US761504823 Ago 200510 Nov 2009Ran YaronEngine with liquid piston
US20030130650 *19 Dic 200210 Jul 2003Ran YaronMiniature refrigeration system for cryothermal ablation catheter
US20050091975 *12 Nov 20045 May 2005Technology Innovations, LlcMicroactivation using fiber optic and wireless means
US20050277914 *23 Ago 200515 Dic 2005Ran YaronMiniature refrigeration system for cryothermal ablation catheter
US20060051214 *14 Ago 20039 Mar 2006Tomas UssingMicro liquid handling device and methods for using it
US20080072593 *30 May 200327 Mar 2008Ken ClementsWireless technique for microactivation

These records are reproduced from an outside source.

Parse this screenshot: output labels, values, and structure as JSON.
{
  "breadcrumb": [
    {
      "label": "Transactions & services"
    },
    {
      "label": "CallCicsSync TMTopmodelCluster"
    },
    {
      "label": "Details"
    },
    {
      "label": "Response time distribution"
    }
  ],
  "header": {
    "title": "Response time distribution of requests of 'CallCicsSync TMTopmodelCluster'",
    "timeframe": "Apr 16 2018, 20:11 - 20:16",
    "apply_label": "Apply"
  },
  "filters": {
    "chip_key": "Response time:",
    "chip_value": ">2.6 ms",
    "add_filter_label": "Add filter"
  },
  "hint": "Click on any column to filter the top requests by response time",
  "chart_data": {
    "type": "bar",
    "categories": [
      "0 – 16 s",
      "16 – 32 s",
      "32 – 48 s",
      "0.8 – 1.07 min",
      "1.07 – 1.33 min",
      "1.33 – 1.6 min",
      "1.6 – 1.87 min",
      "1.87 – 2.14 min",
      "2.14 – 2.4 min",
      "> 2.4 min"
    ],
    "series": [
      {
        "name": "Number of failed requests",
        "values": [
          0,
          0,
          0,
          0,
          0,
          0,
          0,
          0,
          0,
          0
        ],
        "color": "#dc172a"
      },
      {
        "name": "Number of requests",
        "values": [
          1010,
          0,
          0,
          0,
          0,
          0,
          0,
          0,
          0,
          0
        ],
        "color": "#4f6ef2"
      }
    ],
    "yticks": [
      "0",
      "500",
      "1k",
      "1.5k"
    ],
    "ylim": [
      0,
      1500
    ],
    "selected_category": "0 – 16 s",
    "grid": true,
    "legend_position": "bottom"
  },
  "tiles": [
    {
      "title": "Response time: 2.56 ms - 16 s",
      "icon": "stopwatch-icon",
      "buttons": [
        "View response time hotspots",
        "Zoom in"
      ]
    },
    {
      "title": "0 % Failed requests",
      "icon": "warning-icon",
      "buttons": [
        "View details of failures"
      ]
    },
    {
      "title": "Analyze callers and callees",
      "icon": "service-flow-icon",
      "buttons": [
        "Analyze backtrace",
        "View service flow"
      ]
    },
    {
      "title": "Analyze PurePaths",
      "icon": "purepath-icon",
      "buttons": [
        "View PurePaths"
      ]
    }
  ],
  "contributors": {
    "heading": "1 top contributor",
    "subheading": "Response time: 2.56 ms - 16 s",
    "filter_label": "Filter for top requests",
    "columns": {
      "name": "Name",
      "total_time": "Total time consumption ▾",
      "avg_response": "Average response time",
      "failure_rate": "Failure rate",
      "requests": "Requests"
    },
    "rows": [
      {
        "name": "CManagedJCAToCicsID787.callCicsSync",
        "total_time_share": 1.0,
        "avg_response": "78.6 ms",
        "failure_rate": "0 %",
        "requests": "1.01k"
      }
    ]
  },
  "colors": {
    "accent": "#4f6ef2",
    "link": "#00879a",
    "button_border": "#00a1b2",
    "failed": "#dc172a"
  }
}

US20100057066 *10 Nov 20094 Mar 2010Ran YaronApparatus for and method of producing an ultrasonic signal
US20130014486 *13 Jul 201117 Ene 2013Robert Neil CampbellFiber laser powered thruster
Clasificaciones
Clasificación de EE.UU.250/227.11, 250/216, 310/306
Clasificación internacionalF01K3/18, F03G7/00
Clasificación cooperativaF01K3/186, F03G7/00
Clasificación europeaF01K3/18D, F03G7/00
Eventos legales
FechaCódigoEventoDescripción
10 Ago 2000FPAYFee payment
Year of fee payment: 4
23 Jul 2004FPAYFee payment
Year of fee payment: 8
28 May 2008FPAYFee payment
Year of fee payment: 12
2 Abr 2009ASAssignment
Owner name: BIOLITEC PHARMA MARKETING LTD., MALAYSIA
Free format text: ASSIGNMENT OF ASSIGNORS INTEREST;ASSIGNOR:BIOLITEC, INC.;REEL/FRAME:022482/0944
Effective date: 20090331
Owner name: BIOLITEC, INC., MASSACHUSETTS
Free format text: ASSIGNMENT OF ASSIGNORS INTEREST;ASSIGNOR:CERAMOPTEC INDUSTRIES, INC.;REEL/FRAME:022482/0956
Effective date: 20090330
Owner name: BIOLITEC PHARMA MARKETING LTD.,MALAYSIA
Free format text: ASSIGNMENT OF ASSIGNORS INTEREST;ASSIGNOR:BIOLITEC, INC.;REEL/FRAME:022482/0944
Effective date: 20090331
Owner name: BIOLITEC, INC.,MASSACHUSETTS
Free format text: ASSIGNMENT OF ASSIGNORS INTEREST;ASSIGNOR:CERAMOPTEC INDUSTRIES, INC.;REEL/FRAME:022482/0956
Effective date: 20090330